Value Chain Disruption
LAMs are not immune as traditional methods of supply are upended by web-based models, the emergence of brokers and aggregators, and other forms of value chain redefinition. There will be increasing pressure to find scale, invest in innovation, enhance earned income streams, and achieve cost-efficiencies for programming and services delivery. Addressing these imperatives will help fuel convergence.
Interpretive & Services Options
The Internet/Web 2.0 is increasingly the “default” platform for interpretive, curatorial and service design strategies. Whatever an institution does in this realm, and however physical assets and content may be employed, the question about “how this gets delivered on the web” needs to be answered. This common platform momentum will drive a new common skill set requirements and an expansion of audiences served in both sector and geographic terms, fostering convergence along the way.
Digitization and Technology Momentum
The cost-effectiveness and priority of digitization of collections and primary content is redefining acquisitions and programming strategies as well the definition of the audience LAMs serve. The evolution and ubiquity of mobile devices at the global level across economic strata is a “pull” mechanism that the LAM community cannot ignore. Responding to this pull will drive common strategies and integrated techniques to deliver value.
Primary Sources: Preservation/Storage
Demand for access to and leverage of primary sources and collections of all kinds drives the need for common strategies around licensing, intellectual property, copyright management, and associated revenue streams. Just as important, LAMs will have an increasingly common agenda in addressing preservation, access, physical storage, and overall management of primary source content overall, including “born-digital” content.
Content Market Dynamics
The large and economically powerful “commercial” content market, which is perhaps anchored overmuch in entertainment content at the moment, is a key driver (and definer) for market and community expectations.

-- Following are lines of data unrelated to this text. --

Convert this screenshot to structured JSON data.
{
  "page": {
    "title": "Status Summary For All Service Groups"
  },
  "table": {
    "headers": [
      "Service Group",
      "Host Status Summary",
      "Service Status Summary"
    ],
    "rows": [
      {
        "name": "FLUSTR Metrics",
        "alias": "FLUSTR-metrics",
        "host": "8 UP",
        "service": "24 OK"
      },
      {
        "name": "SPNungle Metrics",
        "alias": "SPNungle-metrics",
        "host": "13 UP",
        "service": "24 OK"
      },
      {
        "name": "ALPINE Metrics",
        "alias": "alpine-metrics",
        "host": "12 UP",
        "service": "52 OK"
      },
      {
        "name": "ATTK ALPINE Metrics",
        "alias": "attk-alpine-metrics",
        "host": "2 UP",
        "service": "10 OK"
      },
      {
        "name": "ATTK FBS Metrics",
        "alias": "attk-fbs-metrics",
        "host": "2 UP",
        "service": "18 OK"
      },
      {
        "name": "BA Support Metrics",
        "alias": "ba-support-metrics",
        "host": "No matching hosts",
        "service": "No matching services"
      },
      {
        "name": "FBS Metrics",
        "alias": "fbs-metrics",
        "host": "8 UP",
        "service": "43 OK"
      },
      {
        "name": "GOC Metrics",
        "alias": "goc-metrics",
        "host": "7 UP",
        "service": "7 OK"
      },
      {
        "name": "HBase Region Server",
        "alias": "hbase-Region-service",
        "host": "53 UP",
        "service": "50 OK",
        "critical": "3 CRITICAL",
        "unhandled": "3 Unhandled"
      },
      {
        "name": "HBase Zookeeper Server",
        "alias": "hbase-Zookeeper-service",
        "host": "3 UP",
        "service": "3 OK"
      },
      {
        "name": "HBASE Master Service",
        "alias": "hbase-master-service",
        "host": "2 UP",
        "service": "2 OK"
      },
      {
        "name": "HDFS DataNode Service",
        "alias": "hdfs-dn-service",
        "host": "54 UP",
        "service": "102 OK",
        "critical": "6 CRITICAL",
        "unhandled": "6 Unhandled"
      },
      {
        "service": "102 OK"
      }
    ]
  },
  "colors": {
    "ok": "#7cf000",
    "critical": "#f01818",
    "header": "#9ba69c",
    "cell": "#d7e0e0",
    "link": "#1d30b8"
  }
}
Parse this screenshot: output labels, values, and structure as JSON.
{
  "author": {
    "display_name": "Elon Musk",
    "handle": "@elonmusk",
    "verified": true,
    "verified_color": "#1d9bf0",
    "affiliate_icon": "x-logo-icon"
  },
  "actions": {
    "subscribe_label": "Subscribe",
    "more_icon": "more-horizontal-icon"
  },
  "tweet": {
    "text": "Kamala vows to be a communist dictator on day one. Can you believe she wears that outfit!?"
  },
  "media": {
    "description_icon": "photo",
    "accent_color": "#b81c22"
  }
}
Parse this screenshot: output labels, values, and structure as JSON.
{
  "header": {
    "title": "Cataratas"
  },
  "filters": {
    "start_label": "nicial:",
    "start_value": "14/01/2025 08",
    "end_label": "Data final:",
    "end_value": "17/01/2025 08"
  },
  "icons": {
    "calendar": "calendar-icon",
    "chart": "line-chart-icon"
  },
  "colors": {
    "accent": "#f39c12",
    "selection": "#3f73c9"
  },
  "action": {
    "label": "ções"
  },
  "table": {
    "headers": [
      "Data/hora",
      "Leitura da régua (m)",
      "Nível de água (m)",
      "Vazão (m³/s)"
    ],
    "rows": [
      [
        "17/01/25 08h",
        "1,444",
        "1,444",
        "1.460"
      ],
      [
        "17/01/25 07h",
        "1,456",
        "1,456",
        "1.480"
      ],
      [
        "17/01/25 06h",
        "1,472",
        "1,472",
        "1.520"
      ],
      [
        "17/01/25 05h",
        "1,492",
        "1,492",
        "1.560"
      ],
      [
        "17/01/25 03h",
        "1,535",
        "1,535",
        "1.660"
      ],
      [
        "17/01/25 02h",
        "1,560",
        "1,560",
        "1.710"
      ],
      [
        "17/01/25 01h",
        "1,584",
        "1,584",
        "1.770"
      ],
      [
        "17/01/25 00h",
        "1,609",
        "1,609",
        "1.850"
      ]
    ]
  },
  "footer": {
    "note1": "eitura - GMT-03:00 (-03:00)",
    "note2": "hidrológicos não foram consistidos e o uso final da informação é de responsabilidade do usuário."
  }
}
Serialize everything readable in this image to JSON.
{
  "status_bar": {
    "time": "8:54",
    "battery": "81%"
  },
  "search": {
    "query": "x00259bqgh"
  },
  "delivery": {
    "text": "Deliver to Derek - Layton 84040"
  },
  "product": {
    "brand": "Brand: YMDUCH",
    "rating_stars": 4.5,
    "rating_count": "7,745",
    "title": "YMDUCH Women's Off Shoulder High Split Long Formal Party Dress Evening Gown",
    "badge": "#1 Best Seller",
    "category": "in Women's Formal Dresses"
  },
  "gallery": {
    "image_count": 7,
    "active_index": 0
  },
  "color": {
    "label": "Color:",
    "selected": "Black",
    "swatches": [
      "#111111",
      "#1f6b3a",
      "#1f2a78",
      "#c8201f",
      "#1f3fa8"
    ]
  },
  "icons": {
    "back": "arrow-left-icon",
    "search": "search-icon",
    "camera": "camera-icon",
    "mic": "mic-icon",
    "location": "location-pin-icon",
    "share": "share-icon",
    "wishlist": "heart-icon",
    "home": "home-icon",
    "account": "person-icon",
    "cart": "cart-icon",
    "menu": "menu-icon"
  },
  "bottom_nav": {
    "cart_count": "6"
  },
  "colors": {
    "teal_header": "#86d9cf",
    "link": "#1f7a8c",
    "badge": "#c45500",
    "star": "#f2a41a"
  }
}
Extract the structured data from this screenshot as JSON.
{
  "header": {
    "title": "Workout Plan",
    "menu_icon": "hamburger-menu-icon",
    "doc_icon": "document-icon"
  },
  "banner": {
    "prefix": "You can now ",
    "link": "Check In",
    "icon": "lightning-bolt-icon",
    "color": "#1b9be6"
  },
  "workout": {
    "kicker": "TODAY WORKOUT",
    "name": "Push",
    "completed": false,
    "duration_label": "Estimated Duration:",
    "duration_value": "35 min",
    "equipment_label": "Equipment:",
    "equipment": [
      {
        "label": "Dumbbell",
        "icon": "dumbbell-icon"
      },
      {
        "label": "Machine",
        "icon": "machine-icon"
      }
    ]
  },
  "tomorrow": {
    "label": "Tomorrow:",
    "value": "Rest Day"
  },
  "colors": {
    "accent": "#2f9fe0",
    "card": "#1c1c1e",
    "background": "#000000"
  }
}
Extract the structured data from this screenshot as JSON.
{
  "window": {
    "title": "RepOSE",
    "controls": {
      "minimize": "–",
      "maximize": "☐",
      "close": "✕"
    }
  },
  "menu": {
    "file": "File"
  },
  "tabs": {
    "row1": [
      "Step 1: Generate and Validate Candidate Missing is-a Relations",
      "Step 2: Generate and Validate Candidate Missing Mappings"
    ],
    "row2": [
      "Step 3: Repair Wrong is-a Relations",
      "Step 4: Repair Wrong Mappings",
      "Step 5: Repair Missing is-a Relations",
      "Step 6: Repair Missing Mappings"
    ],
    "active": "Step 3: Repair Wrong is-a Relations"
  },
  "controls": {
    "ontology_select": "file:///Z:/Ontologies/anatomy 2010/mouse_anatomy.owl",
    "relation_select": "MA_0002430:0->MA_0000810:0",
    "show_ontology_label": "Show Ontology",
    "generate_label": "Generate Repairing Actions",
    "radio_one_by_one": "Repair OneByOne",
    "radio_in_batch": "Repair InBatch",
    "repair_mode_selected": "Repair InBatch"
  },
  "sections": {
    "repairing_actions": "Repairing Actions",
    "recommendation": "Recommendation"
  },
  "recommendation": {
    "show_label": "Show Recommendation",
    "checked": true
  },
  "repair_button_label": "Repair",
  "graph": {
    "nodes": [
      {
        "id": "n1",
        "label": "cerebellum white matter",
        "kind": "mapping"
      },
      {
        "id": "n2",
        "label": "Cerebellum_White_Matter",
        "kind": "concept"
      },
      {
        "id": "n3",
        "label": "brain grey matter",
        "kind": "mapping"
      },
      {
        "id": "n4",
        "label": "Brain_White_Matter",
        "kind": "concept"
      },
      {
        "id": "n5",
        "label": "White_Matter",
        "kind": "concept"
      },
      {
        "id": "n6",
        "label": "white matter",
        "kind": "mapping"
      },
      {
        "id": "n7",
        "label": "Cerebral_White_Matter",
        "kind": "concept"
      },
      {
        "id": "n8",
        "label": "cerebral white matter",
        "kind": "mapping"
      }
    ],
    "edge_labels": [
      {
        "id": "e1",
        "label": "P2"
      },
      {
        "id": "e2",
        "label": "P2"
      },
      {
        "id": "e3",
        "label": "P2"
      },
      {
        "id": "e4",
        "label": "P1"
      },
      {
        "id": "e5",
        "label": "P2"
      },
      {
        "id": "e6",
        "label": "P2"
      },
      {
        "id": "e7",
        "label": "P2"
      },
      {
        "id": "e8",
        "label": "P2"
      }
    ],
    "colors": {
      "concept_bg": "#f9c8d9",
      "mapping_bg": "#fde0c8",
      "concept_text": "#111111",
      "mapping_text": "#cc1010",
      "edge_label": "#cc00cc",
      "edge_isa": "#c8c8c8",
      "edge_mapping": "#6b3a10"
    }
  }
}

Apple iTunes, Google Books+ and similar disruptions will increasingly “invade” the LAM domain, driving the need for common, robust strategies to deal with the velocity and vectors of change.
The Knowledge Commons and Community-Building Missions
The notion of the “the commons” and community-building as central anchors to mission frameworks is growing, and in some ways is a counterweight to the dynamics of the market for “commercial content.” Activism is growing at a global level (e.g. the A2K “movement,” Convention on Biological Diversity and World Intellectual Property Organization (WIPO) actions), complemented by local, indeed block-level, community building agendas. How LAMs respond and remain relevant will drive common strategies and tactics across institution types.
I hope my view of these “drivers” of convergence makes a contribution to this IMLS wiki discussion (adventure).
Not everyone agrees with this vision of the future--believing instead that museums, libraries and archives will retain distinct identities. Weigh in--do you think David's forecast is correct? If not, what reasons lie behind the scenario you paint of the world ahead?